If you change the scenario a bit and decide to not pay off your mortgage at year 23, but instead keep the savings going, then at year 30, the account could be worth $352,777.06. Realistically, there are pros and cons of investing versus paying down the loan early. The investments may underperform or maybe there is a huge stock market crash like 2008, where the S&P 500 dropped 37%. If in year 23, there was a huge crash and the account lost 37%, then the above $187,535 in that investment account would be worth $118,147. Still a little more than the mortgage balance of $104,780, but that would be a hard pill to swallow! In order to make this strategy work, the most important aspect is time. If you have 10 years left on your mortgage and you decide to want to invest and not pay extra, it is a gamble if the stock market will give you a good return. There have been several decades historically where the stock market has been flat or just showed a slight positive return. However, a 30 year time period is adequate to ride out the ‘ups and down’ of the market. So if you have a short time frame, then you have to a be a person very comfortable with risk as this strategy may not work out. You could end up with less money than you hoped and it would have been better to pay down your mortgage.
There are other considerations as well. If you took that $239 per month and used it to contribute more to your tax-deferred retirement plan, then you get an immediate tax savings as well. $239 per month in a 20% tax bracket is an instant monthly savings of $47.80. So in effect, you are saving more than $239 per month because of the tax benefit. Also, most people deduct the interest from their mortgage when it comes time to file taxes. Paying extra on your mortgage means that you lose that tax benefit quicker. If you are still working full time and your mortgage is paid off, then that would push up the amount of taxes you have to pay on your income due to the loss of that itemized deduction.
Another thought is that the only way you can use the equity in your house is to refinance, sell it, or get a home equity line of credit. Let’s say you lost your job and were unemployed and running out of money, but you had a ton of home equity because you were paying extra on your mortgage. You can’t refinance or get a line of credit (no job, no income, no loan), so you would have to sell to cash out your equity. If you had saved in an investment account instead, then you have a nice cushion to help you until you find a new job.

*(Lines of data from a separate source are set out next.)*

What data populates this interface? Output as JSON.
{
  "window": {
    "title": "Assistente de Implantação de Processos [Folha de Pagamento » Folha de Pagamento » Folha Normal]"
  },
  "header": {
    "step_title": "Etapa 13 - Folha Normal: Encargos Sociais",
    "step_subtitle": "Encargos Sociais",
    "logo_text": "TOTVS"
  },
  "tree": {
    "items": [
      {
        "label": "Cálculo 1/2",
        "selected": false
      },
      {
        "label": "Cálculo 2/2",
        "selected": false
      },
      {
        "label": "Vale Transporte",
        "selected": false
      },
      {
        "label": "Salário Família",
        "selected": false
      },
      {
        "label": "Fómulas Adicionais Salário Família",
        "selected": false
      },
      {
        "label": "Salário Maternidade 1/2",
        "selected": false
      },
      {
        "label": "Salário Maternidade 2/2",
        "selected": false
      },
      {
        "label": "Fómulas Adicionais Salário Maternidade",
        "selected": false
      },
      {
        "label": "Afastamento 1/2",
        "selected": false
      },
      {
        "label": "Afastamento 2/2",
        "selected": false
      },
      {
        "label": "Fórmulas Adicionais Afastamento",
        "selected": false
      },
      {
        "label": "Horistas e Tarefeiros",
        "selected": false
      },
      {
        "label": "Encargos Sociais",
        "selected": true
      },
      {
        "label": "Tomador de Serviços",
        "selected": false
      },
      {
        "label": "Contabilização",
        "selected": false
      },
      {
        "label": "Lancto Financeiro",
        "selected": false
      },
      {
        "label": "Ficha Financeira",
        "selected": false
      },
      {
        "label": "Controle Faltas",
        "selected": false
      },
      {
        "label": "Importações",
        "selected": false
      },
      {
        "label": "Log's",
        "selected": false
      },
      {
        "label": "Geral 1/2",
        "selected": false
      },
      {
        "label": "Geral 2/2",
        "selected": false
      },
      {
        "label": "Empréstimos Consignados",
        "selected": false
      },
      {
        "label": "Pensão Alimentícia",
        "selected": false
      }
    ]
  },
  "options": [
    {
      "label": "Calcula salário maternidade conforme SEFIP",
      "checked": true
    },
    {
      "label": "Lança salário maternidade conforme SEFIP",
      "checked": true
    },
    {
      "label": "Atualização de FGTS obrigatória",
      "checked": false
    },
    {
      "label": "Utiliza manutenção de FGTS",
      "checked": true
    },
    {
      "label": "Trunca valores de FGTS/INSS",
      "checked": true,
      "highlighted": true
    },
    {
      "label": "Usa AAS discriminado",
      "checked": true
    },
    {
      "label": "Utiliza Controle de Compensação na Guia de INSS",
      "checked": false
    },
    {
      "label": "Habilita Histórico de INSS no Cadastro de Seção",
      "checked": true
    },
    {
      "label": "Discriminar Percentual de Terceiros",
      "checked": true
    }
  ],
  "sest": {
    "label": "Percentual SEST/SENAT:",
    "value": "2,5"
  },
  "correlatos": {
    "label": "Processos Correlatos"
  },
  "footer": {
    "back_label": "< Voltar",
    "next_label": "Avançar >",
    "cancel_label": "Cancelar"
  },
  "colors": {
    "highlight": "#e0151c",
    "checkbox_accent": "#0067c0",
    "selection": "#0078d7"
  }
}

As you can see, I strongly believe it makes more financial sense to invest versus paying down a mortgage faster. It creates an investment account that can be used for emergencies or opportunities, the money could be used later to pay off the loan (and still have extra left over if the investments perform well), and you keep the tax benefit of deducting the mortgage interest on your taxes. If you want me to do a calculation for your specific mortgage situation, then let me know!